Bustling Steinway Street in Astoria needs safety improvements and a public gathering space, and one local legislator is asking area residents for their help in achieving these goals.
On Feb. 24, Councilman Costa Constantinides announced the new initiative along with state Senator Michael Gianaris and Assembly members Aravella Simotas and Brian Barnwell.
Constantinides first proposed changes to the street in his State of the District address in January. Steinway Street is considered Astoria’s main thoroughfare, home to many businesses and eating establishments.
It has also been the site of hundreds of traffic accidents – there have been 249 traffic-related injuries and 95 pedestrian injuries in the past five years. This high number of injuries is due to the configuration of each block. The blocks along the street are long, and many times pedestrians will cross in the middle of the street to reach a store instead of walking to the end to reach a crosswalk.
“That’s why I am calling for the Department of Transportation to place mid-block crosswalks along Steinway Street,” Constantinides said in his speech. “I also believe that there are other traffic safety measures, including leading pedestrian intervals or LPIs, which need to be considered. These allow for a few extra seconds for pedestrians to cross before vehicles are cleared to go.”
The plan also includes curb extensions and a wayfinding system that would map out public transit routes and points of interest in the neighborhood.
Additionally, the councilman outlined plans for a public gathering space, where residents could sit down, enjoy a cup of coffee or take a break from shopping.

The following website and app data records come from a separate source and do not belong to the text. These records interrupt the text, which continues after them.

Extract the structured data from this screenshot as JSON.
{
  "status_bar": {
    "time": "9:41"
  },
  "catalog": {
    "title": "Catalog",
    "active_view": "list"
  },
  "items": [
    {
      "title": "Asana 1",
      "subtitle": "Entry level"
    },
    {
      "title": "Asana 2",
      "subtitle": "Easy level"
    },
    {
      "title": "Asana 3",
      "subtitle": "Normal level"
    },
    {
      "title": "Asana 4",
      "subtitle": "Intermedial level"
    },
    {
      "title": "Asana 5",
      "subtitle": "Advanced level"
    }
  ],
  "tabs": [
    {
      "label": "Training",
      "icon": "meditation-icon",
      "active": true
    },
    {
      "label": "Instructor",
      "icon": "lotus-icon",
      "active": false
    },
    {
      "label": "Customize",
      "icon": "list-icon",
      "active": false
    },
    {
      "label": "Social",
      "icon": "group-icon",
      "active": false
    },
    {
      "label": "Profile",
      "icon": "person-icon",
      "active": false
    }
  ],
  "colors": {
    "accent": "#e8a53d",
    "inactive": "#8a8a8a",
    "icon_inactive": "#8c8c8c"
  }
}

Astoria residents are encouraged to submit suggestions for the location and design of the space to Steinway@council.nyc.gov. In the spring, the councilman will form a community working group to discuss specifics for the space.
“Steinway Street has long been the commercial heart of Astoria,” he said. “Yet, business along the thoroughfare has been in transition for a few years. Many great shopping areas around our city have measures to mitigate traffic and dedicated spaces for public gathering. We have the opportunity to turn Steinway Street into something similar.”
The changes, Constantinides argued, would “improve pedestrian safety, create an anchor space to draw in shoppers, increase economic activity and encourage community togetherness.”